■ WORK INSTRUCTIONS ■
Your task is to return all the entries below exactly, with every picture omitted.

■ Component data from apps and pages ■
----

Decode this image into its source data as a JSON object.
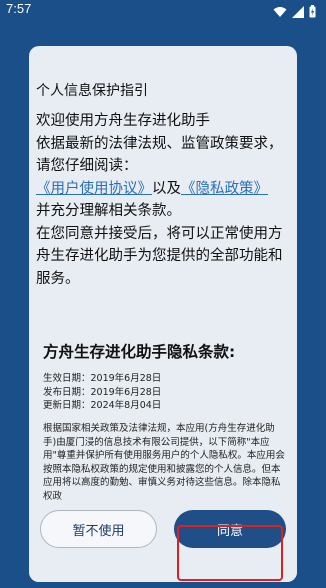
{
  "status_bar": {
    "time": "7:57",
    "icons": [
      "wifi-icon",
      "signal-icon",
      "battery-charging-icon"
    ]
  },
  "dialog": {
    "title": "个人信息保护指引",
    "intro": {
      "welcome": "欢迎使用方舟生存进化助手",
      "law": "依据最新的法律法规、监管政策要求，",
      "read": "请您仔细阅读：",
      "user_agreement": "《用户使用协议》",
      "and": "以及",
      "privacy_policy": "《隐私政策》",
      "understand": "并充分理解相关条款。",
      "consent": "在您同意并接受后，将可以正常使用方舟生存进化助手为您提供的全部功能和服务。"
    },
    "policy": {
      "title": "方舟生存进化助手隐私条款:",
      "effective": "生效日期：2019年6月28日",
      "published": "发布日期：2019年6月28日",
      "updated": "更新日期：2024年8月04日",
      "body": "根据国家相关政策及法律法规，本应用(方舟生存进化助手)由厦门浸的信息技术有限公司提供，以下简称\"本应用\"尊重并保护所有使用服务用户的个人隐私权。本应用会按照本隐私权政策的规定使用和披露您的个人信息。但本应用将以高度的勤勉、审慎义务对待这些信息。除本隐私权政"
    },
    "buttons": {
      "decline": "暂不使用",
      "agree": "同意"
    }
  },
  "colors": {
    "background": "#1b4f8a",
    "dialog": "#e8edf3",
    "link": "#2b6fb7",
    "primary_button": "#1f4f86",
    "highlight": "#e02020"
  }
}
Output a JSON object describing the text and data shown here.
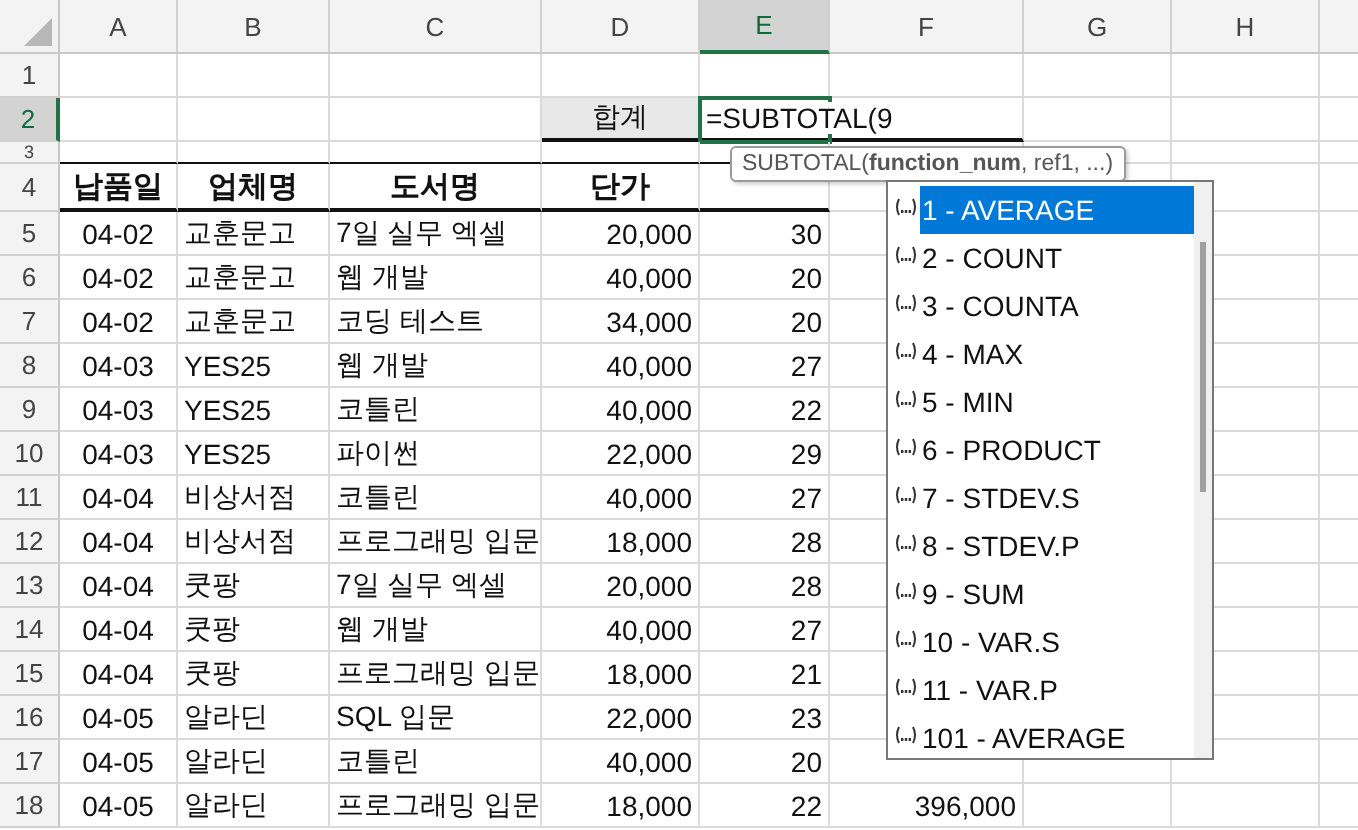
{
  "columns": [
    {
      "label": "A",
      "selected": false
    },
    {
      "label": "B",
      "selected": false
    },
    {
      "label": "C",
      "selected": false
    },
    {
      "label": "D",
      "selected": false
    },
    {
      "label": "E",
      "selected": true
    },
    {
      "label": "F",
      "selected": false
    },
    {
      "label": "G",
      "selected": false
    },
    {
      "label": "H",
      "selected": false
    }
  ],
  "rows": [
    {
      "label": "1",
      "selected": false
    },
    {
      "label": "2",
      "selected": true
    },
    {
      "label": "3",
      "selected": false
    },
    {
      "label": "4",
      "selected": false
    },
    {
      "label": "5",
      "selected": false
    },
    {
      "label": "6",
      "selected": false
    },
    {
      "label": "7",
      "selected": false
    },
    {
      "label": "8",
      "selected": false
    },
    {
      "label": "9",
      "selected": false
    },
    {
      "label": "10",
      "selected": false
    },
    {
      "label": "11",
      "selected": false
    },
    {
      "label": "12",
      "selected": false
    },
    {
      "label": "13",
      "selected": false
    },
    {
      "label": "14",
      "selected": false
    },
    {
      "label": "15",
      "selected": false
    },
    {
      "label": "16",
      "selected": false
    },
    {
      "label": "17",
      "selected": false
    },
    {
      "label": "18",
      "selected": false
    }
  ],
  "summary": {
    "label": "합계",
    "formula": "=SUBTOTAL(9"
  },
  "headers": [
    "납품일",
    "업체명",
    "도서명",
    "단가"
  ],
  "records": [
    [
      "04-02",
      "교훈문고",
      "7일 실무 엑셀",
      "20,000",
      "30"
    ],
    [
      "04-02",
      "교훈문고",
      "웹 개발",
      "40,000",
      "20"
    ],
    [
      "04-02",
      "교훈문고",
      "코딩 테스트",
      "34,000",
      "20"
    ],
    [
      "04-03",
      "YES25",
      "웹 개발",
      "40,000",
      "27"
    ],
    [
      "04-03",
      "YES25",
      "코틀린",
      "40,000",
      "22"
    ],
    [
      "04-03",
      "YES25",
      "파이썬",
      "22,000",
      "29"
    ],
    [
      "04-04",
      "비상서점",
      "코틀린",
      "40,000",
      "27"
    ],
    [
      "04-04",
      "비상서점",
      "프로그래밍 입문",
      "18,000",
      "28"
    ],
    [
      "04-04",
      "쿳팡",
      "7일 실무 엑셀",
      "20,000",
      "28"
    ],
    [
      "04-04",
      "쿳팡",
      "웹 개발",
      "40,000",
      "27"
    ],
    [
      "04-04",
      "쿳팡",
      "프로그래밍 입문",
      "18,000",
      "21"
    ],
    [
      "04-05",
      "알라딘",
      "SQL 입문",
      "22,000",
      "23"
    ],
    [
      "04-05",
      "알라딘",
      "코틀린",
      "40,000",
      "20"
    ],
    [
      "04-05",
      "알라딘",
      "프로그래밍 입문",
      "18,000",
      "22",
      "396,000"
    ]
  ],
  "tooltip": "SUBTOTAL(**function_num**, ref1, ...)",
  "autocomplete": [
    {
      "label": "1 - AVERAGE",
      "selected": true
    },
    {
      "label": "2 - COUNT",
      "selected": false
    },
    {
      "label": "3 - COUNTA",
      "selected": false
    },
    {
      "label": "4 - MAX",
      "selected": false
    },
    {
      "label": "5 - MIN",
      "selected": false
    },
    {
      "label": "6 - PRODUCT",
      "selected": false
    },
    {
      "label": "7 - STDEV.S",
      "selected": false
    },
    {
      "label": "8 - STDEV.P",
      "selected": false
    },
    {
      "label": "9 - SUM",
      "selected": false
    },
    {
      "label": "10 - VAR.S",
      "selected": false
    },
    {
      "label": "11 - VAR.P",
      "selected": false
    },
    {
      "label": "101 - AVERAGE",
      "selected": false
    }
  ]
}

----

■ THE ANSWER ■
Decode this image into its source data as a JSON object.
{
  "status_bar": {
    "time": "7:57",
    "icons": [
      "wifi-icon",
      "signal-icon",
      "battery-charging-icon"
    ]
  },
  "dialog": {
    "title": "个人信息保护指引",
    "intro": {
      "welcome": "欢迎使用方舟生存进化助手",
      "law": "依据最新的法律法规、监管政策要求，",
      "read": "请您仔细阅读：",
      "user_agreement": "《用户使用协议》",
      "and": "以及",
      "privacy_policy": "《隐私政策》",
      "understand": "并充分理解相关条款。",
      "consent": "在您同意并接受后，将可以正常使用方舟生存进化助手为您提供的全部功能和服务。"
    },
    "policy": {
      "title": "方舟生存进化助手隐私条款:",
      "effective": "生效日期：2019年6月28日",
      "published": "发布日期：2019年6月28日",
      "updated": "更新日期：2024年8月04日",
      "body": "根据国家相关政策及法律法规，本应用(方舟生存进化助手)由厦门浸的信息技术有限公司提供，以下简称\"本应用\"尊重并保护所有使用服务用户的个人隐私权。本应用会按照本隐私权政策的规定使用和披露您的个人信息。但本应用将以高度的勤勉、审慎义务对待这些信息。除本隐私权政"
    },
    "buttons": {
      "decline": "暂不使用",
      "agree": "同意"
    }
  },
  "colors": {
    "background": "#1b4f8a",
    "dialog": "#e8edf3",
    "link": "#2b6fb7",
    "primary_button": "#1f4f86",
    "highlight": "#e02020"
  }
}
Output a JSON object describing the text and data shown here.
{
  "columns": [
    {
      "label": "A",
      "selected": false
    },
    {
      "label": "B",
      "selected": false
    },
    {
      "label": "C",
      "selected": false
    },
    {
      "label": "D",
      "selected": false
    },
    {
      "label": "E",
      "selected": true
    },
    {
      "label": "F",
      "selected": false
    },
    {
      "label": "G",
      "selected": false
    },
    {
      "label": "H",
      "selected": false
    }
  ],
  "rows": [
    {
      "label": "1",
      "selected": false
    },
    {
      "label": "2",
      "selected": true
    },
    {
      "label": "3",
      "selected": false
    },
    {
      "label": "4",
      "selected": false
    },
    {
      "label": "5",
      "selected": false
    },
    {
      "label": "6",
      "selected": false
    },
    {
      "label": "7",
      "selected": false
    },
    {
      "label": "8",
      "selected": false
    },
    {
      "label": "9",
      "selected": false
    },
    {
      "label": "10",
      "selected": false
    },
    {
      "label": "11",
      "selected": false
    },
    {
      "label": "12",
      "selected": false
    },
    {
      "label": "13",
      "selected": false
    },
    {
      "label": "14",
      "selected": false
    },
    {
      "label": "15",
      "selected": false
    },
    {
      "label": "16",
      "selected": false
    },
    {
      "label": "17",
      "selected": false
    },
    {
      "label": "18",
      "selected": false
    }
  ],
  "summary": {
    "label": "합계",
    "formula": "=SUBTOTAL(9"
  },
  "headers": [
    "납품일",
    "업체명",
    "도서명",
    "단가"
  ],
  "records": [
    [
      "04-02",
      "교훈문고",
      "7일 실무 엑셀",
      "20,000",
      "30"
    ],
    [
      "04-02",
      "교훈문고",
      "웹 개발",
      "40,000",
      "20"
    ],
    [
      "04-02",
      "교훈문고",
      "코딩 테스트",
      "34,000",
      "20"
    ],
    [
      "04-03",
      "YES25",
      "웹 개발",
      "40,000",
      "27"
    ],
    [
      "04-03",
      "YES25",
      "코틀린",
      "40,000",
      "22"
    ],
    [
      "04-03",
      "YES25",
      "파이썬",
      "22,000",
      "29"
    ],
    [
      "04-04",
      "비상서점",
      "코틀린",
      "40,000",
      "27"
    ],
    [
      "04-04",
      "비상서점",
      "프로그래밍 입문",
      "18,000",
      "28"
    ],
    [
      "04-04",
      "쿳팡",
      "7일 실무 엑셀",
      "20,000",
      "28"
    ],
    [
      "04-04",
      "쿳팡",
      "웹 개발",
      "40,000",
      "27"
    ],
    [
      "04-04",
      "쿳팡",
      "프로그래밍 입문",
      "18,000",
      "21"
    ],
    [
      "04-05",
      "알라딘",
      "SQL 입문",
      "22,000",
      "23"
    ],
    [
      "04-05",
      "알라딘",
      "코틀린",
      "40,000",
      "20"
    ],
    [
      "04-05",
      "알라딘",
      "프로그래밍 입문",
      "18,000",
      "22",
      "396,000"
    ]
  ],
  "tooltip": "SUBTOTAL(**function_num**, ref1, ...)",
  "autocomplete": [
    {
      "label": "1 - AVERAGE",
      "selected": true
    },
    {
      "label": "2 - COUNT",
      "selected": false
    },
    {
      "label": "3 - COUNTA",
      "selected": false
    },
    {
      "label": "4 - MAX",
      "selected": false
    },
    {
      "label": "5 - MIN",
      "selected": false
    },
    {
      "label": "6 - PRODUCT",
      "selected": false
    },
    {
      "label": "7 - STDEV.S",
      "selected": false
    },
    {
      "label": "8 - STDEV.P",
      "selected": false
    },
    {
      "label": "9 - SUM",
      "selected": false
    },
    {
      "label": "10 - VAR.S",
      "selected": false
    },
    {
      "label": "11 - VAR.P",
      "selected": false
    },
    {
      "label": "101 - AVERAGE",
      "selected": false
    }
  ]
}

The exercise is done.